Stella Mabry – a stunningly talented 13-year-old singer/songwriter from Owensboro, Kentucky – is this week’s guest on the award-winning PodcastOne series, “The Michael Harrison Interview.” At the tender age of 10, Stella was the victim of school bullying… but she did something about it. She wrote a song as a message to her tormentor titled, “Mean Girl,” and it proved to be a far more effective defense mechanism and diplomatic bridge than a nasty verbal or physical escalation of the problem. The power of music made a huge difference.
Stella’s parents had already recognized their daughter’s musical talent at an early age and gave her lessons and encouragement. But her dad was so taken with the quality of the anti-bullying song that he booked her into a local studio, recorded a rough demo and sent it to his old friend in Los Angeles. That old friend happened to be Les Garland – one of the most plugged in-pop media executives of the past half century – a brilliant radio programmer-turned-innovative-media-entrepreneur who, among his long list of achievements, co-founded MTV.
Garland was so impressed by the song and its back story that he played it for a couple of his buddies in the LA music scene – Sasha Krivtsov and Paul Mirkovich from the famed NBC’s “The Voice” house-band. They loved it and agreed to record it with Stella in the renowned L.A. studio, Sound Factory. With Garland now serving as executive producer, the entire band with instruments in hand was in-studio to record the song as well as a number of other tracks written and performed by Stella. The track “Mean Girl” and its accompanying music video are being released TODAY (8/22). Check it out on YouTube at www.MeanGirlVideo.com.
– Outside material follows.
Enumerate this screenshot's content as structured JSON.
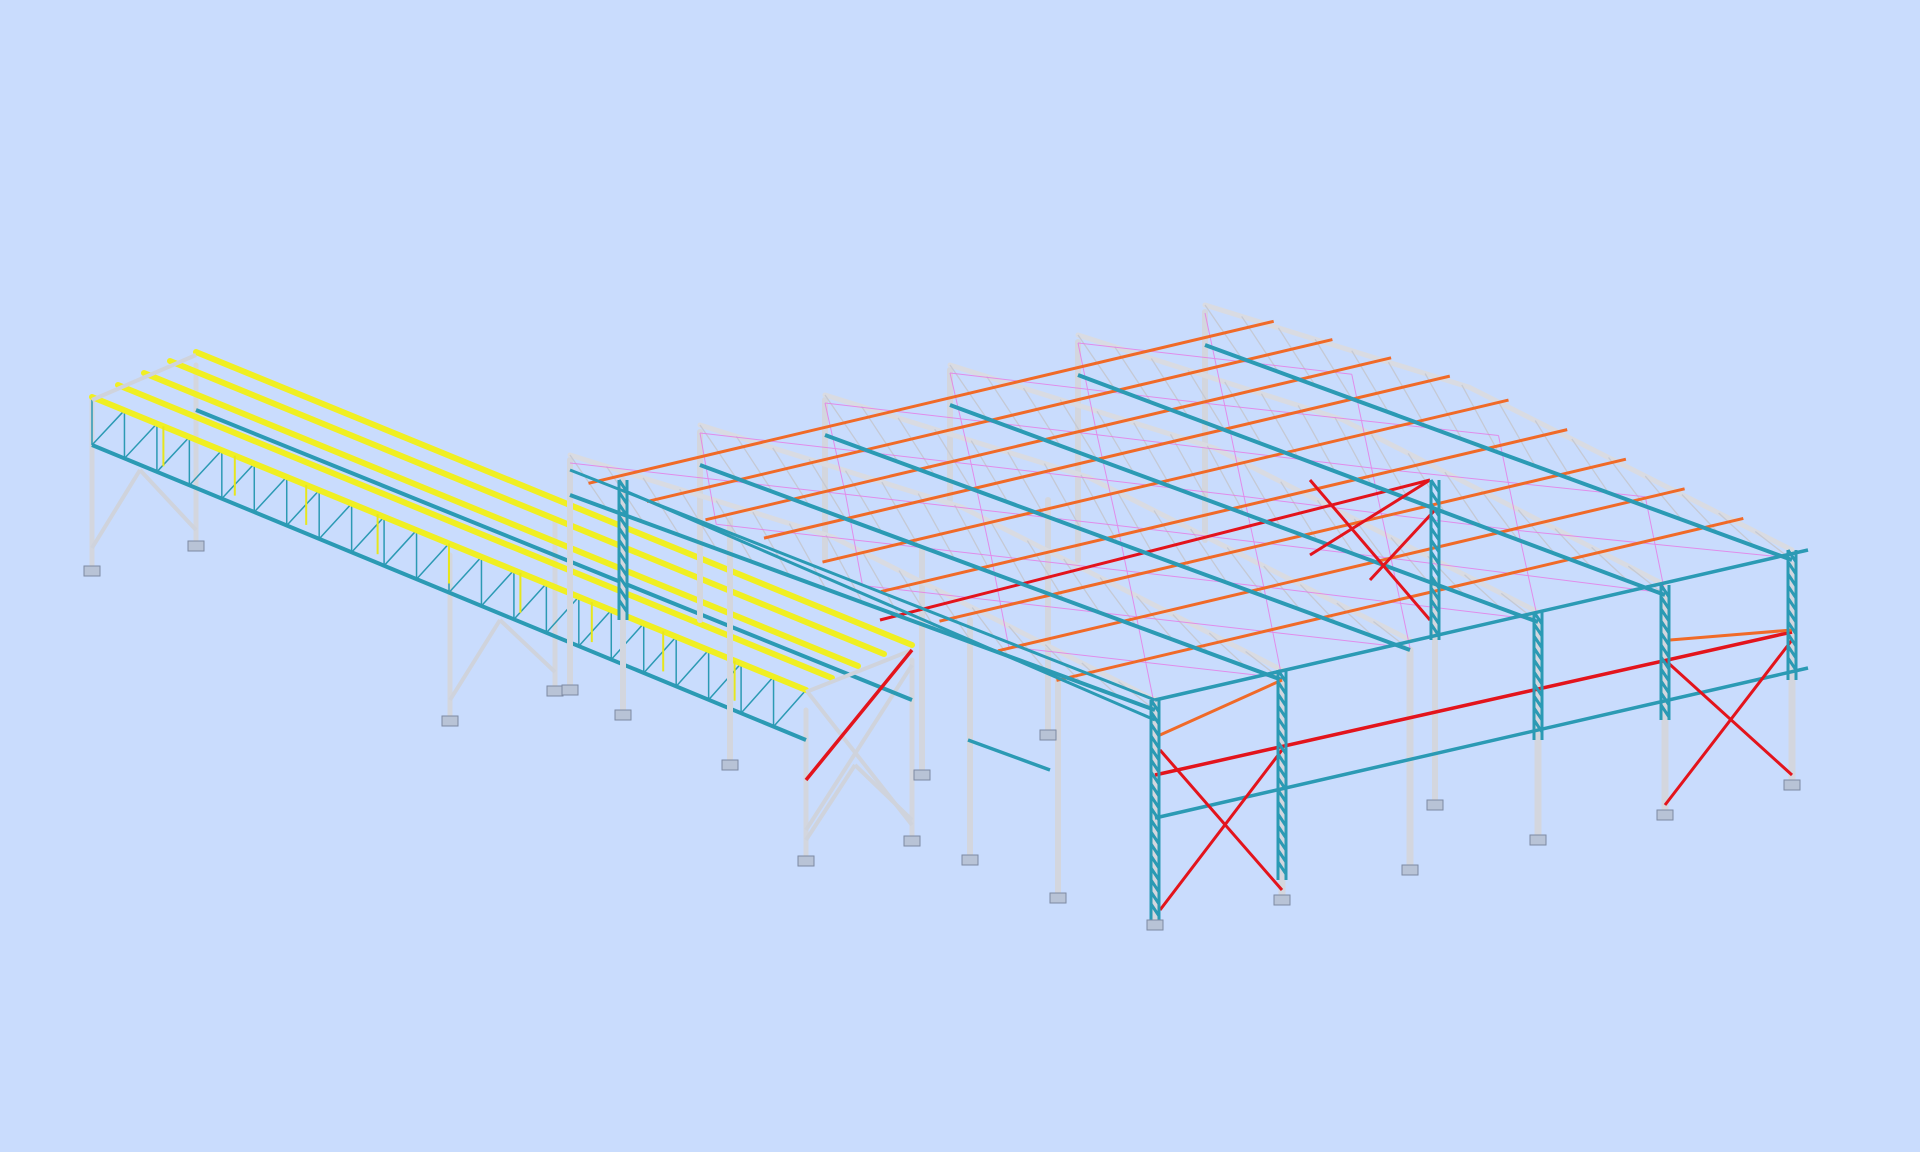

Michael Harrison says, “Bullying is a major societal cancer with devastating impact. Although with us since the dawn of time – bullying is a worsening problem that torments so many of our children in this era of social media where there’s no relief from taunts, lies and cruelty 24/7 even at home – away from school or the playground. It can lead to depression, unspeakable violence, and teen suicide. I am gratified to be able to interview this young woman about this deeply important topic at such a key point in what could very well become a major musical career. She is authentic, talented and on a meaningful mission. I encourage my colleagues in talk media to book her as a back-to-school guest as soon as possible… before the music media world gobbles her up.” Harrison suggests that interested hosts and producers contact him directly at firstname.lastname@example.org.